I recently gave two informal presentations about Google Analytics for WordPress Pittsburgh (of which, the introductory presentation was recorded here). In passing, I mentioned that you can (and should) connect your website property in Google Analytics (GA) to Google Search Console (GSC, formerly known as Google Webmaster Tools). I want to clarify here the wheres and hows of connecting Google Analytics to Google Search Console, along with some of the issues with new and existing sites that use HTTP, HTTPS, WWW, or non-WWW in their website’s URLs.
What Is Google Analytics?
Google Analytics is a website tool that collects data from your website visitors so that you are able to understand them better. It answers those questions so that you can take those insights and make them actionable for improving your website, and its goals.
At its core, it helps you answer five questions:
- Real-Time: What is happening in real-time on my website right now? (This is useful if you have a spike (expected or unexpected) in website traffic and you’d like to determine possibly why. Otherwise, the next four questions are on what you’ll spend most of your attention.)
- Audience: Who are my website visitors? (generally, as you can’t find out anyone specifically through personally identifiable information)
- Acquisition: How are website visitors finding and getting to my website?
- Behavior: What are website visitors doing on my website?
- Conversion: Are website visitors doing what I want them to do?
(If you want to learn more, I suggest watching this recording. I cover setting up Google Analytics in the recording so that will not be duplicated here. Head over to the video walk-through to do that.)
What Is Google Search Console?
At its simplest, Google Search Console is a way for you to advise Google on the content you have on your website and see whether Google is indexing that content.
Setting Up Google Search Console for Your Website
The first step in connecting Google Analytics to Google Search Console is getting your website setup in Google Search Console. (I’m presuming for these purposes you have already implemented GA on your website and it’s tracking data. If not, go back to that recording link above and start there.)
Visit Google Search Console and log in with the same Google/Gmail/G Suite account. You will be taken to a screen that says “Start Now” and you can click on that to advance to the page where you can add your first property.
Here you will enter your primary website’s URL. In our case, we use the secure website protocol, HTTPS, (and so should you!) and we use a naked domain (non-WWW. before the domain name): https://w3cinc.com/. Also, your website’s URL might have a trailing forward-slash at the end.
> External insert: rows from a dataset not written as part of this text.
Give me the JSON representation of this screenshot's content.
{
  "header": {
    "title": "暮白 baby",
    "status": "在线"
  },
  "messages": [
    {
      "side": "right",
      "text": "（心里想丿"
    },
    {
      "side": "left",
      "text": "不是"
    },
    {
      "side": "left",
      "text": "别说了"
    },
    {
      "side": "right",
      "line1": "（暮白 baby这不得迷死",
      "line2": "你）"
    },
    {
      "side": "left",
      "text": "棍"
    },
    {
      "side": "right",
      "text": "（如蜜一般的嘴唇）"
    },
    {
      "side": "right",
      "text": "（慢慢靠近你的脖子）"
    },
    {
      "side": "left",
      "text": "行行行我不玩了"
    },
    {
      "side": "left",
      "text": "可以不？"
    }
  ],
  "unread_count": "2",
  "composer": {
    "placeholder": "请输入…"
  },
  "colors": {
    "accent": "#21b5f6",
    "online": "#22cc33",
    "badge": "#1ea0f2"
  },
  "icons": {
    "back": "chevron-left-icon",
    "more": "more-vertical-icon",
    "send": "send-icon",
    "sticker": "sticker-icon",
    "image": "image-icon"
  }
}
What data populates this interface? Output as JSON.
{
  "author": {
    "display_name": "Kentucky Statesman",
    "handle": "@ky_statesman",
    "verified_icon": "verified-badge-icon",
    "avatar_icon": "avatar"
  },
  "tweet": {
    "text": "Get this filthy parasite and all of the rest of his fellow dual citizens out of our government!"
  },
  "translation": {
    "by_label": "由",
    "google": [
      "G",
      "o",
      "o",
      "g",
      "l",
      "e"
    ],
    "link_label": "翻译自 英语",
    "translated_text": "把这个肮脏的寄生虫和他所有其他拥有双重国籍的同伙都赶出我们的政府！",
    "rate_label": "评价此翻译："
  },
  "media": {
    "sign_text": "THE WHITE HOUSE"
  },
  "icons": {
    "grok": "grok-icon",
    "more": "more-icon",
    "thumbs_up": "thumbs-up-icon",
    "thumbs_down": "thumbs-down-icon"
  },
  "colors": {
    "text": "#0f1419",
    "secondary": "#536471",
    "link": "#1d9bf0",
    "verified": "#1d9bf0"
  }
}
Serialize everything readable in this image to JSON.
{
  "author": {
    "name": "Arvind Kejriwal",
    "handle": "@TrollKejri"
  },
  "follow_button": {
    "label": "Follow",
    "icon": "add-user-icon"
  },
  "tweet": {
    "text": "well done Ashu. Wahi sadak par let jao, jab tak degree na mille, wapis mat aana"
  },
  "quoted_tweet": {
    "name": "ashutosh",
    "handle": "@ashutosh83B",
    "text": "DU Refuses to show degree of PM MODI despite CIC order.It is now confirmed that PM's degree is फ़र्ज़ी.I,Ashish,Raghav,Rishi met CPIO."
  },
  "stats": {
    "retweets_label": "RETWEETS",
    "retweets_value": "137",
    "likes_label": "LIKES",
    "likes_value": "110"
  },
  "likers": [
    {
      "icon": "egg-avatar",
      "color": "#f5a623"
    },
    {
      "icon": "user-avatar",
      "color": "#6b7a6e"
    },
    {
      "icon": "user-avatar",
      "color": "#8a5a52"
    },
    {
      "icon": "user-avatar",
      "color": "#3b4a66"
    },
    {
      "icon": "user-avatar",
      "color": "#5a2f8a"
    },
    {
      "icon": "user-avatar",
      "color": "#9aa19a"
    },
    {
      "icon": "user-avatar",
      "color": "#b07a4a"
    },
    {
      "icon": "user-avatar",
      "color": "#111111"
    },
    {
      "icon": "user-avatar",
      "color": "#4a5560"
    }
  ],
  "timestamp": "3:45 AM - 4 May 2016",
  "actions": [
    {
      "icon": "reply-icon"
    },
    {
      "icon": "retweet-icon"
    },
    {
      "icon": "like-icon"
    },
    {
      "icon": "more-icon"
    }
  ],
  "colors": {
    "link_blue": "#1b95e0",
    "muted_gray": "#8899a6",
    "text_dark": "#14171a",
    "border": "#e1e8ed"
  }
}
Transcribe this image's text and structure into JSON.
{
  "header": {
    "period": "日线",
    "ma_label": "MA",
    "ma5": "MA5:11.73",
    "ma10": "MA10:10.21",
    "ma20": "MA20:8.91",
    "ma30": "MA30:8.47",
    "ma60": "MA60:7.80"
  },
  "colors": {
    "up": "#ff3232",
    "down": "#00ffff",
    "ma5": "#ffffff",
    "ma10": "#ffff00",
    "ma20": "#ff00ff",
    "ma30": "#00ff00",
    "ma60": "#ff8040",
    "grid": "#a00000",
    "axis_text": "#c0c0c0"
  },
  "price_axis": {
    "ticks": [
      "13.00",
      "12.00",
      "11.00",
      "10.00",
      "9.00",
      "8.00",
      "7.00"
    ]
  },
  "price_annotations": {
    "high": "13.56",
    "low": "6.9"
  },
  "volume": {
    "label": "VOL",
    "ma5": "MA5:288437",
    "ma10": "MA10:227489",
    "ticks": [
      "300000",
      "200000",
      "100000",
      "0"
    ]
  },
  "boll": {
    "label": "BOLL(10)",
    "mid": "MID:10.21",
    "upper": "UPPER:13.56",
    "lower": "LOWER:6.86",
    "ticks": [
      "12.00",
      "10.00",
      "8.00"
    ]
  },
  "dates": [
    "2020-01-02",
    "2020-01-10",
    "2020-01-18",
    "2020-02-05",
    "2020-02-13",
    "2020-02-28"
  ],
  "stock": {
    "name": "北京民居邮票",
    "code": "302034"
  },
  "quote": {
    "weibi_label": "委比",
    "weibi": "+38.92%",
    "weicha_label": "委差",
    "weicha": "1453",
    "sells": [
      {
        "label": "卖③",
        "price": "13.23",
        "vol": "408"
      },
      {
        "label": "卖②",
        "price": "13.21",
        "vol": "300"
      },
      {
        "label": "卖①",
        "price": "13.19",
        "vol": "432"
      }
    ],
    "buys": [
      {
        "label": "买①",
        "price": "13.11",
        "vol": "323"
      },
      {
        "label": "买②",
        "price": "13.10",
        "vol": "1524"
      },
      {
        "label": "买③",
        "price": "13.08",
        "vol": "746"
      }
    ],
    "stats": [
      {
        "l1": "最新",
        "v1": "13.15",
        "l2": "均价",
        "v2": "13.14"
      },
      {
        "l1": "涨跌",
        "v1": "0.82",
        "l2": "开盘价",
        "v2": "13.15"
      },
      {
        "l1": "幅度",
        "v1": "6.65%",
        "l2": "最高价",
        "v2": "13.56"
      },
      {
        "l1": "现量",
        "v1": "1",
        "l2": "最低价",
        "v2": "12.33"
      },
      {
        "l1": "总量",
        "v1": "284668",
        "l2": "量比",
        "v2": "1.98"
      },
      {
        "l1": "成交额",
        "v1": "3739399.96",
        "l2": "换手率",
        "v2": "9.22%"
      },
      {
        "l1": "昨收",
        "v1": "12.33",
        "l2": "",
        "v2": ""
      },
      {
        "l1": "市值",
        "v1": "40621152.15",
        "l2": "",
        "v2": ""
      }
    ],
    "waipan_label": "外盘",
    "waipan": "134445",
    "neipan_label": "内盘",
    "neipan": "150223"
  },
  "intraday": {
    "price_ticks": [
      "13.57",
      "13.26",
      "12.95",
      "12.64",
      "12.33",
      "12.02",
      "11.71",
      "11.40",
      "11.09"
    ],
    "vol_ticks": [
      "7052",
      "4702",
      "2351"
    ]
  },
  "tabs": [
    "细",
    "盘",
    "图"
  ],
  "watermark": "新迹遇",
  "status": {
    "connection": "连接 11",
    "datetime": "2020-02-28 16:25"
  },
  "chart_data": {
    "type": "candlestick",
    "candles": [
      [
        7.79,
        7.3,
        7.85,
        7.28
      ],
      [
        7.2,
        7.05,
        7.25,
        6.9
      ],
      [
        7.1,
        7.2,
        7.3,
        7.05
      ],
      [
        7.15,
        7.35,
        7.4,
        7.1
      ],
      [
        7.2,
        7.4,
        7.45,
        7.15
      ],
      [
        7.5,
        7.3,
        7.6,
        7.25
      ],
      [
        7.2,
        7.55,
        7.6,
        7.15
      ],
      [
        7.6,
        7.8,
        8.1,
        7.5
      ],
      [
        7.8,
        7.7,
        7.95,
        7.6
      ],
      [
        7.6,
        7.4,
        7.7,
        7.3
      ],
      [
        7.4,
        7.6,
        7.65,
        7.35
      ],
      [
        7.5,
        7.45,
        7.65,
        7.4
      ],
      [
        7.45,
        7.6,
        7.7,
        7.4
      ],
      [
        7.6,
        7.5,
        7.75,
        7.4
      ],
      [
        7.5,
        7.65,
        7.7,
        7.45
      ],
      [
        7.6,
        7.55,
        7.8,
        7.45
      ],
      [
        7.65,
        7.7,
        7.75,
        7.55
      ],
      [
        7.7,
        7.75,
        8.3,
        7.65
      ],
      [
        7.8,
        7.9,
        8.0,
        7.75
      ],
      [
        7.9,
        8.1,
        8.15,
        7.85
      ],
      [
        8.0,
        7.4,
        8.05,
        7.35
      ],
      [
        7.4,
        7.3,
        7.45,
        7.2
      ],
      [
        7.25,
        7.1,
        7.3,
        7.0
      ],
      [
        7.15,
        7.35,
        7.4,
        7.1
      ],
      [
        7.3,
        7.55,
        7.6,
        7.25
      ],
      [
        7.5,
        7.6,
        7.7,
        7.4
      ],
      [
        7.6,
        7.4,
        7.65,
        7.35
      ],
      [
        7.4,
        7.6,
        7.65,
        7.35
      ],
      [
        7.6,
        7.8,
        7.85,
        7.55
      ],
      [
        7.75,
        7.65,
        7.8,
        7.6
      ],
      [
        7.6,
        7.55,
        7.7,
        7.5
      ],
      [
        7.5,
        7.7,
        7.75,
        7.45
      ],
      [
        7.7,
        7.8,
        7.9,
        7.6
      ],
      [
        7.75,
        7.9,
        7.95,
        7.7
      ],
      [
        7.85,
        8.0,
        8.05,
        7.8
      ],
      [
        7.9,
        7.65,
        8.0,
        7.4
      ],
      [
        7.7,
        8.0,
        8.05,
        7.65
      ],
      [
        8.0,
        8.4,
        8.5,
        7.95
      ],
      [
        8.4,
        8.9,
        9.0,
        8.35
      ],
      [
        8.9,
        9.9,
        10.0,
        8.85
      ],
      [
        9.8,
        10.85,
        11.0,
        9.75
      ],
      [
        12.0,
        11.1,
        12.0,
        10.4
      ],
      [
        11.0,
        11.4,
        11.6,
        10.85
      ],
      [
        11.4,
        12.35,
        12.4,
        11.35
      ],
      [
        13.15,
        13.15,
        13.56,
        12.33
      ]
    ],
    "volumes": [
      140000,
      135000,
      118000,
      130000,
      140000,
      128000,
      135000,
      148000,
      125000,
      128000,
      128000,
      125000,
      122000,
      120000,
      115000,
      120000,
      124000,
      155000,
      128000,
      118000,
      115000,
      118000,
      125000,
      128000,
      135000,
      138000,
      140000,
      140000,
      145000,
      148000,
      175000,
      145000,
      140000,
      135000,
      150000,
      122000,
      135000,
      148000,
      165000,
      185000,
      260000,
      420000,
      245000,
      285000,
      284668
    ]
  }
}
If you go to your website, if it automatically adds that forward-slash, go ahead and add it in the field before clicking “Add Property.” Then, follow the prompts.
If you already had a Google Search Console account, you will be taken to the Google Search Console main screen. Click on the three-bars icon in the top-left of the screen, then “Add Property” at the bottom of that list of options. From there, follow the instructions on the screen (screenshot displayed above). Thanks to the new Google Search Console update, the left side is for the entire domain (including all subdomains, secure and non-secure, etc., so you don’t need to add them all as you once did) and the right side is for a specific URL (such as https://w3cinc.com but not https://w3cinc.com). Click “Continue” from there and follow the verification proceed.
Connecting Google Analytics to Google Search Console
Now it’s time to head over to Google Analytics, which should already be setup. Browse to the Admin dashboard, which should look like the screen above.
Then, in the center “Property” column, choose “Property Settings” and then scroll down in the far-right column to the section named “Search Console.”
You click on “Adjust Search Console” and you’ll be taken to the next step. You will see “none add” and you’ll click on the “add” link. This will open a new tab or window in your browser and take you to GSC to select your URL.
Make sure to select the URL you entered in the “Welcome to Google Search Console” screen earlier. Scroll down, click “Save” and then “OK” the prompt that this will add a new association and sever any prior GA-GSC ties for that domain. (It can take a while for the association to appear in GA under the Property Settings > Search Console > Adjust Search Console page. But, simply check back in a few hours, then if not, a day or so and it should show the association.)
That’s it! You’ve done it. Now, Google Analytics and Google Search Console are speaking to another, which means that you can see the data feeding back and forth from both tools. This is particularly helpful to see that data from GA in the GSC performance dashboard.